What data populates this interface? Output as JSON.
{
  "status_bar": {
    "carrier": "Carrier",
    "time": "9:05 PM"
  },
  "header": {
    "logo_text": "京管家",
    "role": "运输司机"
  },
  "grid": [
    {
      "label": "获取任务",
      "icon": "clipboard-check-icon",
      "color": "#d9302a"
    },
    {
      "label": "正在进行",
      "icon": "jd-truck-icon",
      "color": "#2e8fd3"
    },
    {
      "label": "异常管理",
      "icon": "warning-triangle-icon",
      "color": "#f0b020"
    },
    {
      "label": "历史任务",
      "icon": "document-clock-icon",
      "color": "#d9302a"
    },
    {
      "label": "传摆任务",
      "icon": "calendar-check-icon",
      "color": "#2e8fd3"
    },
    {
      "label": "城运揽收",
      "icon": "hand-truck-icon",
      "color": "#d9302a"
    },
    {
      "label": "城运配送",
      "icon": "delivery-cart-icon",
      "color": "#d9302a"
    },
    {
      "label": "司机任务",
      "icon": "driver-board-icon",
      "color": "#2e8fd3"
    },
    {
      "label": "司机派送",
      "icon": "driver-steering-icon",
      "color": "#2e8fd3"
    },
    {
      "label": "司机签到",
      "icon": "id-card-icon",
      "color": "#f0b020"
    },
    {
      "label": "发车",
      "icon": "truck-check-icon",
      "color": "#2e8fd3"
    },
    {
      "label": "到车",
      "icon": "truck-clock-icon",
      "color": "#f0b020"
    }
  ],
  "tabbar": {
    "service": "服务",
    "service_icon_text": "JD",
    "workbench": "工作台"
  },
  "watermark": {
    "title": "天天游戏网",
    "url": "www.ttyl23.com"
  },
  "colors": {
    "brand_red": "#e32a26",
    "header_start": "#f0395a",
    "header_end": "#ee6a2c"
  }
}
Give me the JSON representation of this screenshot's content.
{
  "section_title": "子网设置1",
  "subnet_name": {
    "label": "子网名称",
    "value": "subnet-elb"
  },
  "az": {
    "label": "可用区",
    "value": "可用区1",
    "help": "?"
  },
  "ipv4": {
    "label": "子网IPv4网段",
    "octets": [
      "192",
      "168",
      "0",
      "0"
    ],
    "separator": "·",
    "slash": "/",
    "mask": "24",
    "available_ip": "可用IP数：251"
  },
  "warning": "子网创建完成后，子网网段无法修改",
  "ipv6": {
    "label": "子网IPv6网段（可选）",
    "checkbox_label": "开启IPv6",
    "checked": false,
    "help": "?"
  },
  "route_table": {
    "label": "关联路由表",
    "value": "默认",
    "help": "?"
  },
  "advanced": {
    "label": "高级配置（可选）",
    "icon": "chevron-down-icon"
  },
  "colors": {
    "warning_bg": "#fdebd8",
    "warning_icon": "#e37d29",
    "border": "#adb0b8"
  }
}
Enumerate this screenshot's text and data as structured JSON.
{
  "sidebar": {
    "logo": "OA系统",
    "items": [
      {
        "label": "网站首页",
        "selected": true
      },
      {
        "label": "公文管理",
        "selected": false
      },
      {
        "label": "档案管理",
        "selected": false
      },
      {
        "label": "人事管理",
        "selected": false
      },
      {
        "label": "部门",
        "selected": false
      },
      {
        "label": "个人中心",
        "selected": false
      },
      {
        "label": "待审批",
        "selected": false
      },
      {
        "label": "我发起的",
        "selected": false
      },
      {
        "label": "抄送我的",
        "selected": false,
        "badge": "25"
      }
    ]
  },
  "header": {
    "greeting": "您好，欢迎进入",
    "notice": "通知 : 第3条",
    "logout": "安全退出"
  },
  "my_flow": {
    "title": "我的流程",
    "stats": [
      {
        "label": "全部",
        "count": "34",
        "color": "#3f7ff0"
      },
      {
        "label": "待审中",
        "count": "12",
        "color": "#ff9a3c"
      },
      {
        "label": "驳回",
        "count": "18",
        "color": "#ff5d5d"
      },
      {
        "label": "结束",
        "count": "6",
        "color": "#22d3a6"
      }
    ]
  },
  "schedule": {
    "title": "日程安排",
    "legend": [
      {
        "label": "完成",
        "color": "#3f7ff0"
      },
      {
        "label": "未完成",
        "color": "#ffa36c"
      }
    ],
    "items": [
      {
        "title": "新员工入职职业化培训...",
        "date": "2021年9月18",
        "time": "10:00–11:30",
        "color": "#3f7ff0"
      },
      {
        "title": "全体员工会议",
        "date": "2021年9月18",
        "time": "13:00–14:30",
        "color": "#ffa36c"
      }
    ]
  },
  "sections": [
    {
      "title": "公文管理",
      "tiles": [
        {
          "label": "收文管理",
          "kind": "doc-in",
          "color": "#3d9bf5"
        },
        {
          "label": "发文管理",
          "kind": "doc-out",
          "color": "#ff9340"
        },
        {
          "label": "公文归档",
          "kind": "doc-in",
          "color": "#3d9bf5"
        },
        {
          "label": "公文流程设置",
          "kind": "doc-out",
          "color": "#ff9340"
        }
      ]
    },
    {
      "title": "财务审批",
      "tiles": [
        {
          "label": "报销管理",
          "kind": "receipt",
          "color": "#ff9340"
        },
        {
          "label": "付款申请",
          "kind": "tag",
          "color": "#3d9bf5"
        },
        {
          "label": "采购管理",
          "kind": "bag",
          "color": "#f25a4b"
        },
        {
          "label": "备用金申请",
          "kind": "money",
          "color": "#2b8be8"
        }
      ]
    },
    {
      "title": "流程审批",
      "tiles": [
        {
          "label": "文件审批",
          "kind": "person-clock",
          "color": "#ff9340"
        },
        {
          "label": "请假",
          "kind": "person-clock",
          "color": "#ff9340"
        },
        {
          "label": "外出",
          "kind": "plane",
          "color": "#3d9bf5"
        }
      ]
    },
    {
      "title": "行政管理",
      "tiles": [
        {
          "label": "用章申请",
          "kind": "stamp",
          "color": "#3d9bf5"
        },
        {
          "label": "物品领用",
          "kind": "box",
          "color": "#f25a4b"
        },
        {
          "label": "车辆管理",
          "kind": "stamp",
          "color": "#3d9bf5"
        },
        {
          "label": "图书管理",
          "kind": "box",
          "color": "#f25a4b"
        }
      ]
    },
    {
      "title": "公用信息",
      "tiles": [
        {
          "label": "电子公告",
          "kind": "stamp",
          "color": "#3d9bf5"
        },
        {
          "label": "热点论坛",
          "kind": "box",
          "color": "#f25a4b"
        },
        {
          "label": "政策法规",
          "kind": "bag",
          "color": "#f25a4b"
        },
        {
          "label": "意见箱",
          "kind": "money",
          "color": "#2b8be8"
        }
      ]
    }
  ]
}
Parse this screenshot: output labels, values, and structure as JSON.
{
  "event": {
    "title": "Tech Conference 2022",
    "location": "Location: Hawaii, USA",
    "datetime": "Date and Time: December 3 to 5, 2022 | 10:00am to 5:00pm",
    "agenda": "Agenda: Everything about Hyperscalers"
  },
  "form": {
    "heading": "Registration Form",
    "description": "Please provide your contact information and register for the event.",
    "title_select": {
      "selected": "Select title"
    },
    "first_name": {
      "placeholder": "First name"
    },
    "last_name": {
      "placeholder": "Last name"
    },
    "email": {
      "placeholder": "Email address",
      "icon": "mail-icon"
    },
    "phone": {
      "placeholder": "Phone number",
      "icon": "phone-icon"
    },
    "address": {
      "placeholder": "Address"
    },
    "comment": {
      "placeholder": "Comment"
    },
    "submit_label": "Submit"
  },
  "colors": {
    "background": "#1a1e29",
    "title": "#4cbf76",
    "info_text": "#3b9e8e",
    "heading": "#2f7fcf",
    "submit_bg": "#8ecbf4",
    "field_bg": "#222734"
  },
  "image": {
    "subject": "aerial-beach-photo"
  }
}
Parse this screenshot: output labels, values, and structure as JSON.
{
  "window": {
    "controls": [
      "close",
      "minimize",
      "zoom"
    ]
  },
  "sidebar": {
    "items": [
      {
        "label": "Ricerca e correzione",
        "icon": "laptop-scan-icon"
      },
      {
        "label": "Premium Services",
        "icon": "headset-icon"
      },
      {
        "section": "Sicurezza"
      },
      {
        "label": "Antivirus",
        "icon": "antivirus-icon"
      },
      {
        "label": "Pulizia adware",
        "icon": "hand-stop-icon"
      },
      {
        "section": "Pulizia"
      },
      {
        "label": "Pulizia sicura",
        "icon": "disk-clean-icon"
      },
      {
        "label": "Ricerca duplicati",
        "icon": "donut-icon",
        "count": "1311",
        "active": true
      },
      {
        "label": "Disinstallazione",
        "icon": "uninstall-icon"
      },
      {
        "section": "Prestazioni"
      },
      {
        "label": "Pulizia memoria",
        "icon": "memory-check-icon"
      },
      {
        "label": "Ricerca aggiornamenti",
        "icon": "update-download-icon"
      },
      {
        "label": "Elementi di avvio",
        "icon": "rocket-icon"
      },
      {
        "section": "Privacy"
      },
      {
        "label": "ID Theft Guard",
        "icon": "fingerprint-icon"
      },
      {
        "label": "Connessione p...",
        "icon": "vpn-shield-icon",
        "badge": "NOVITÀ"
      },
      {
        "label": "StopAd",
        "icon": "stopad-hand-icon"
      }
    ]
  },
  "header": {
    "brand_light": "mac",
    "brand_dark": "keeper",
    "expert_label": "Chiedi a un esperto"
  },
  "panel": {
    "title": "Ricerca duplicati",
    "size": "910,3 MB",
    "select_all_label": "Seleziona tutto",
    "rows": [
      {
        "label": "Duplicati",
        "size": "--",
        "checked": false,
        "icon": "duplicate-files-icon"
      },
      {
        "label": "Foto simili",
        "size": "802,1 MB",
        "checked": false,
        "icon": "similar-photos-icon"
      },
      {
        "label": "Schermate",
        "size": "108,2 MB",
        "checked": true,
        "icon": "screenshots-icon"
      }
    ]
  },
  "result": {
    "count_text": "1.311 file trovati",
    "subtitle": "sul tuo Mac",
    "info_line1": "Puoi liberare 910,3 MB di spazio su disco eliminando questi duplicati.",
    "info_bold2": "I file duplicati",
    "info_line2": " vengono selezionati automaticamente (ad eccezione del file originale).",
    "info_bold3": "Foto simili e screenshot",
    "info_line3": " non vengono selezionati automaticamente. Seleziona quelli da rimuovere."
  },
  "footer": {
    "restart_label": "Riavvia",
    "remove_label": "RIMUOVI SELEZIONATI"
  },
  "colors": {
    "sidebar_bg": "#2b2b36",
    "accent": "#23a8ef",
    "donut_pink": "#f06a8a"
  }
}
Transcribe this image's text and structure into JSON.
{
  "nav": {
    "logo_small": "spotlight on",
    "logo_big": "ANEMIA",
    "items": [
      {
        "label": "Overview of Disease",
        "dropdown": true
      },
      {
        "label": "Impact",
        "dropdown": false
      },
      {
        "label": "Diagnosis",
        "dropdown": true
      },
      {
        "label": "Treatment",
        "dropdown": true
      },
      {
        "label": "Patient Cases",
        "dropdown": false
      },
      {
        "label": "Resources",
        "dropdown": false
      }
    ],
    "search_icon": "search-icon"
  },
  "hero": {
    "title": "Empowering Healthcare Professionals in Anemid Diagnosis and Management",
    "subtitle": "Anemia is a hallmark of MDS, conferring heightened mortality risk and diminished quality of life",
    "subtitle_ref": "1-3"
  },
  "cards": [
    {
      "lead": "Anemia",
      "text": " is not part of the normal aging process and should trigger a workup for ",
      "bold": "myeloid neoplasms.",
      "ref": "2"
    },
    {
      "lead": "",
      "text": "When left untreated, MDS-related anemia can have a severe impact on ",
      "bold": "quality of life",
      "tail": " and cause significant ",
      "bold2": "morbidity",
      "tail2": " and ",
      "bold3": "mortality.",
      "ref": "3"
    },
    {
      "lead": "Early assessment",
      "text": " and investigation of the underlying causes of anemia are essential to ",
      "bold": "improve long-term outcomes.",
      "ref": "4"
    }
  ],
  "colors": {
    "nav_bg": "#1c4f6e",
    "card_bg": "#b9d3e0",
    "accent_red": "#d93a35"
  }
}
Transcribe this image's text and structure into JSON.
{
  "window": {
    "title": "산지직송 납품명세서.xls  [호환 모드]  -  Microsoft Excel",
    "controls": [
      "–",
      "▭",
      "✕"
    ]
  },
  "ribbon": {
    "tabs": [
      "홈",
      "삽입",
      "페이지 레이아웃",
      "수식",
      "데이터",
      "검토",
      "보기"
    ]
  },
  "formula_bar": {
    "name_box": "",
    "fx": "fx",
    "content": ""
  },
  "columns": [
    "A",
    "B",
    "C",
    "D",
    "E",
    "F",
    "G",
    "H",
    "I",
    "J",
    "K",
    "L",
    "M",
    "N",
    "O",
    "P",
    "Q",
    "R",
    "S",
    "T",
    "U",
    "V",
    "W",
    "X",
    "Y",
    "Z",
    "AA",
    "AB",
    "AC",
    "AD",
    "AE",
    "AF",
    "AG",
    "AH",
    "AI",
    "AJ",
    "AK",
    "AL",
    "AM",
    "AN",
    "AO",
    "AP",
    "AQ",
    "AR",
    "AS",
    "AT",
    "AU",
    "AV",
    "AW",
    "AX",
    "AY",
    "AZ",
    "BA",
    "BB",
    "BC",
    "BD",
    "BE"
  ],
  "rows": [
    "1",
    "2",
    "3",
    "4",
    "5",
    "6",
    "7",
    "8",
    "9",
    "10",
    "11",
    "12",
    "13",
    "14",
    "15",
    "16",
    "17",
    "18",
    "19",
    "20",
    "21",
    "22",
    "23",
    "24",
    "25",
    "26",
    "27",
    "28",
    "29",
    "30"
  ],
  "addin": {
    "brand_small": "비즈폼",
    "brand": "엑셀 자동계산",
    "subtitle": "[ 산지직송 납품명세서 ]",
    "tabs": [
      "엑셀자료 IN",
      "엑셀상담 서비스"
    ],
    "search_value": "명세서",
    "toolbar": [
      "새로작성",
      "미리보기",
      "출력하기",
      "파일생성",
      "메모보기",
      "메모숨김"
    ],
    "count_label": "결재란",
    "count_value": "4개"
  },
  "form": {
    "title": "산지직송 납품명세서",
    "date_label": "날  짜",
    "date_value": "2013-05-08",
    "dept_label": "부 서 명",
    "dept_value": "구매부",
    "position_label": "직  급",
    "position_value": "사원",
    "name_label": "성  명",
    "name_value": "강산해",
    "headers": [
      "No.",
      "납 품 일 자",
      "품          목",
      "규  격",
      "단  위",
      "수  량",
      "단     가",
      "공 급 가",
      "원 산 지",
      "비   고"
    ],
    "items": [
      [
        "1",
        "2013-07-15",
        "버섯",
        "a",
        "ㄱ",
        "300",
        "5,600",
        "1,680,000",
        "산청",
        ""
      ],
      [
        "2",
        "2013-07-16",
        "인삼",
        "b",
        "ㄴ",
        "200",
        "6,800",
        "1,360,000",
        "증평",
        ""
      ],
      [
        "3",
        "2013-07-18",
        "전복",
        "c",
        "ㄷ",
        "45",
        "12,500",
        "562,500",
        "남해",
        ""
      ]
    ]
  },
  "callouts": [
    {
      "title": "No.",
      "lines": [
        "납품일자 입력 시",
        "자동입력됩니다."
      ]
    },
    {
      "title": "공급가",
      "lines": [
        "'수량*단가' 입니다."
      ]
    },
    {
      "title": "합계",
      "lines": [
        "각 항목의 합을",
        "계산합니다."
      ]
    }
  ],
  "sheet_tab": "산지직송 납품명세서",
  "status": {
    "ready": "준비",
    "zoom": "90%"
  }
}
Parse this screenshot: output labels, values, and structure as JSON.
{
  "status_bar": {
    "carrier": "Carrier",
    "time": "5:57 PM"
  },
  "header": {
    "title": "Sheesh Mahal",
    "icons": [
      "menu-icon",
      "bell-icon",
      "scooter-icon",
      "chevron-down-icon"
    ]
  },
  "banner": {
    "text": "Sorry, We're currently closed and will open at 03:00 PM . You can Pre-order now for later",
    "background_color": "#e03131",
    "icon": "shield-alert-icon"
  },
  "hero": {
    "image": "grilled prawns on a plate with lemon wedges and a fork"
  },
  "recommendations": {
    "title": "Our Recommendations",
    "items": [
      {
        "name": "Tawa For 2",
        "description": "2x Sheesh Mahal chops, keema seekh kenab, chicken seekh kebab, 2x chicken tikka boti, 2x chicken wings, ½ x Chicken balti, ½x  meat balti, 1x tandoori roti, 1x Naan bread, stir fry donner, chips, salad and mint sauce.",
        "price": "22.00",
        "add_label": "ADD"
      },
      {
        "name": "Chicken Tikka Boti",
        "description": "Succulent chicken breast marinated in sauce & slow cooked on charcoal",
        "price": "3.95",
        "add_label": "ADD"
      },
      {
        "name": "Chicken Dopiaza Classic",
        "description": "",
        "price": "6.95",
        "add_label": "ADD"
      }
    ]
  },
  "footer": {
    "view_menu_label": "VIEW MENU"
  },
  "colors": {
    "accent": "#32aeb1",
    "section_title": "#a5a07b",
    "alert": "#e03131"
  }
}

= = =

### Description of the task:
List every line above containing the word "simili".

### Exercise result:
        "label": "Foto simili",
    "info_bold3": "Foto simili e screenshot",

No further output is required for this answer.